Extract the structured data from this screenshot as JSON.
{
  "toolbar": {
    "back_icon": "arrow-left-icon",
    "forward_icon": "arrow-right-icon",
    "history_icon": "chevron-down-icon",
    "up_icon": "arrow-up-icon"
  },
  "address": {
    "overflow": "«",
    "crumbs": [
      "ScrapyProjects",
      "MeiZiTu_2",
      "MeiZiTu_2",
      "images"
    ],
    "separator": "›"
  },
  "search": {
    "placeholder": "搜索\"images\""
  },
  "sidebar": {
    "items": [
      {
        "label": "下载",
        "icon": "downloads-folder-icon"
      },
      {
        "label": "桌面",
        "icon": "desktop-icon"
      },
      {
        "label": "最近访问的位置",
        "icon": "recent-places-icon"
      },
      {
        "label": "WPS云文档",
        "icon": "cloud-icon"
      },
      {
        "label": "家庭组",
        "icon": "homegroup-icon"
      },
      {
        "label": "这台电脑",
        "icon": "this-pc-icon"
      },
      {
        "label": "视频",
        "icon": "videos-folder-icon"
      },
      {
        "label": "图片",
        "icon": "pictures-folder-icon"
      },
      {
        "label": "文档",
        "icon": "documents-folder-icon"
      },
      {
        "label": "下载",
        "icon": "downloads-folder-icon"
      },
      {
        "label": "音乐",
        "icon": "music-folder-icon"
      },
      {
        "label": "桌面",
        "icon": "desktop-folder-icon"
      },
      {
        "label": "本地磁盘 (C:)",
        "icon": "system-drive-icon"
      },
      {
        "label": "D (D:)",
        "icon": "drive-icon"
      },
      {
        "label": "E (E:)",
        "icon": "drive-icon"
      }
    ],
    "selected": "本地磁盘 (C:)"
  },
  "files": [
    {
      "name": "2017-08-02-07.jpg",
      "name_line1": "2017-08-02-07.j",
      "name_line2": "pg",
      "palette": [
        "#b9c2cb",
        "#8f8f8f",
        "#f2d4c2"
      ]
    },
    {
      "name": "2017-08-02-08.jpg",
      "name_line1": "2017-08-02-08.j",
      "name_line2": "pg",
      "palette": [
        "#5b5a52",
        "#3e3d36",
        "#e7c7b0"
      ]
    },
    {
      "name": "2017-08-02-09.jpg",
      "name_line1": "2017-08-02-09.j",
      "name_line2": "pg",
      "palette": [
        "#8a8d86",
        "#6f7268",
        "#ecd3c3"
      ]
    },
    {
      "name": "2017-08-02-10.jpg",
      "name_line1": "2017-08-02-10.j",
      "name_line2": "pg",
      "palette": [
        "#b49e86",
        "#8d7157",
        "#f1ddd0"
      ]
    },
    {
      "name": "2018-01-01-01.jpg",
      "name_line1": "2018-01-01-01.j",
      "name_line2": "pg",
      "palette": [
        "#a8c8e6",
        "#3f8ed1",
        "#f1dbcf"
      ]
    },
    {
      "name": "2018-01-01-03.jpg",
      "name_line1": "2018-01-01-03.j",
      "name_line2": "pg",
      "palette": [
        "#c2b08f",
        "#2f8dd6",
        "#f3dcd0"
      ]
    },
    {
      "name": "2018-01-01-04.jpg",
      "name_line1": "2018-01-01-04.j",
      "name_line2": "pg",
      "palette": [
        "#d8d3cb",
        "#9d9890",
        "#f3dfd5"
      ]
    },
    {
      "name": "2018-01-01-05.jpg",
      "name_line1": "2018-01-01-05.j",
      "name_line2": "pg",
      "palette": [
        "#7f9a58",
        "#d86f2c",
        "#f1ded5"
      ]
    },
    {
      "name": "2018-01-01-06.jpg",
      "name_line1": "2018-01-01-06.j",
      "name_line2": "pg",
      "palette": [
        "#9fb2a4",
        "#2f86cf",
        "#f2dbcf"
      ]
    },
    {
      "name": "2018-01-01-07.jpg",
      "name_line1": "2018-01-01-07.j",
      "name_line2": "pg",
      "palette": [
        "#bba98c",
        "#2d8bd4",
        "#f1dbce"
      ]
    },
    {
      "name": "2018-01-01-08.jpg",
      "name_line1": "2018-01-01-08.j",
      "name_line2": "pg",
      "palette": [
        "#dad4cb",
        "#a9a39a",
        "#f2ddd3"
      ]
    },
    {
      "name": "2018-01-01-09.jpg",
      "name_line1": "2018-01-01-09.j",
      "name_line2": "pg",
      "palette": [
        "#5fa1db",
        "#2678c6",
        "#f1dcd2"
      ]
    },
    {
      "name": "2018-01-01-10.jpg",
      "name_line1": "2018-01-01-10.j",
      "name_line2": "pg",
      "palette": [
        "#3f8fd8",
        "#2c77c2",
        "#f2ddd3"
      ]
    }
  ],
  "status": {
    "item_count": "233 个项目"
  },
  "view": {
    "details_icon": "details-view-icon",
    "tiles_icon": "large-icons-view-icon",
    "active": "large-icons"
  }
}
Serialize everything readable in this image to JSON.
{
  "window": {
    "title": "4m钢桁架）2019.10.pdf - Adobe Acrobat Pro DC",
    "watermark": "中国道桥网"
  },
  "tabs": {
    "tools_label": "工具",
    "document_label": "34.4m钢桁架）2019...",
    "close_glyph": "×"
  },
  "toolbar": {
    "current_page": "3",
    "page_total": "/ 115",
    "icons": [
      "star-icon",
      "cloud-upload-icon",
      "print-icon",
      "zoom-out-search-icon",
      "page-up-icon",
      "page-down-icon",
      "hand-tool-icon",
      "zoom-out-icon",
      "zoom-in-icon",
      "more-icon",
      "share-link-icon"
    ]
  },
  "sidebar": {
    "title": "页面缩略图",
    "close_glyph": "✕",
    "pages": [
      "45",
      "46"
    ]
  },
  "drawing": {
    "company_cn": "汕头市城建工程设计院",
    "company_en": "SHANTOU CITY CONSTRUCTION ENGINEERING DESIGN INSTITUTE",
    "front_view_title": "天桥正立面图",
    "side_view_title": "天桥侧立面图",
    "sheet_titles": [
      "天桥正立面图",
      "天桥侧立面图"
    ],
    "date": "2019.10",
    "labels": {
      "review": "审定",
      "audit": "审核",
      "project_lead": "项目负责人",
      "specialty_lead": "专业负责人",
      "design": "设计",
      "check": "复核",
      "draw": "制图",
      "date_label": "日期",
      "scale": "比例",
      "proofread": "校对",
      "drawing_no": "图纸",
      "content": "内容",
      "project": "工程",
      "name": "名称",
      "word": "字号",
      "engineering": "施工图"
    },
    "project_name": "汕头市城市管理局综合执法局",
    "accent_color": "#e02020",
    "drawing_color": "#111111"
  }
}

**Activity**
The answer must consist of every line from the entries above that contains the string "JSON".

**Task response**
Extract the structured data from this screenshot as JSON.
Serialize everything readable in this image to JSON.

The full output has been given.